Though not just nonfiction-focused, the latest issue of Ann Kjellberg’s Little Star (www.littlestarjournal.com)—an annual journal of poetry and prose created in the minimalist “little magazine” tradition—has some not-to-be-missed material for the literary-minded nonfiction reader. First is a grounds-eye view of the birth of Parisian modernism in an excerpt from Rosanna Warren’s captivating biography-in-progress of Max Jacob. Second is a series of newly discovered letters that W. G. Sebald wrote to his English-language translator, Michael Hulse, while working on his masterpiece The Emigrants; the letters should be a nice complement to readers of Sebald’s posthumous nonfiction work, A Place in the Country, published last month by Random House. Little Star accepts submissions year-round by e-mail and postal mail.
Published since 2005 at the University of North Carolina in Wilmington, the semiannual Ecotone (www.ecotonejournal.com) also boasts plenty of offerings for the truth-telling set, with recent essays by Rick Bass, Beth Ann Fennelly, and Lia Purpura, and many works anthologized in Best American Essays.
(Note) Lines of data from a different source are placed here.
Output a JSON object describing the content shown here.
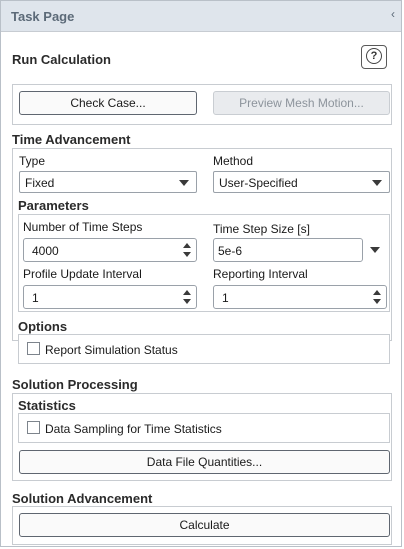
{
  "panel": {
    "title": "Task Page",
    "collapse_glyph": "‹"
  },
  "run_calculation": {
    "heading": "Run Calculation",
    "help_glyph": "?"
  },
  "buttons": {
    "check_case": "Check Case...",
    "preview_mesh_motion": "Preview Mesh Motion...",
    "data_file_quantities": "Data File Quantities...",
    "calculate": "Calculate"
  },
  "time_advancement": {
    "heading": "Time Advancement",
    "type_label": "Type",
    "type_value": "Fixed",
    "method_label": "Method",
    "method_value": "User-Specified"
  },
  "parameters": {
    "heading": "Parameters",
    "num_time_steps_label": "Number of Time Steps",
    "num_time_steps_value": "4000",
    "time_step_size_label": "Time Step Size [s]",
    "time_step_size_value": "5e-6",
    "profile_update_label": "Profile Update Interval",
    "profile_update_value": "1",
    "reporting_interval_label": "Reporting Interval",
    "reporting_interval_value": "1"
  },
  "options": {
    "heading": "Options",
    "report_simulation_status": "Report Simulation Status",
    "report_simulation_status_checked": false
  },
  "solution_processing": {
    "heading": "Solution Processing",
    "statistics_heading": "Statistics",
    "data_sampling": "Data Sampling for Time Statistics",
    "data_sampling_checked": false
  },
  "solution_advancement": {
    "heading": "Solution Advancement"
  }
}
Issue 16, the journal’s first under new editor Anna Lena Phillips, includes “While Our Backs Are Turned,” an essay by Clarisse Hart about the demise of the eastern hemlock; a reprint of Angela Carter’s short story “The Company of Wolves,” introduced by Jim Shepard; a debut story by Elliot Ackerman, a military officer who served five tours in Iraq and Afghanistan; and poetry by Heidi Lynn Staples composed of words gleaned from the trash. The lines between truth and fiction are blurry, of course, an idea that the Ecotone editors have addressed in their new anthology, Astoria to Zion: Stories of Risk and Abandon From Ecotone’s First Decade, published this month and comprising collected fiction from past issues. As the mission of the journal is to “reimagine place,” it’s no wonder that stories in the book make the familiar world feel so strange. Ecotone considers submissions online via Submittable and by postal mail from August 15 to April 15.
Travis Kurowski is the editor of Paper Dreams: Writers and Editors on the American Literary Magazine, published in 2013 by Atticus Books. His website is traviskurowski.com.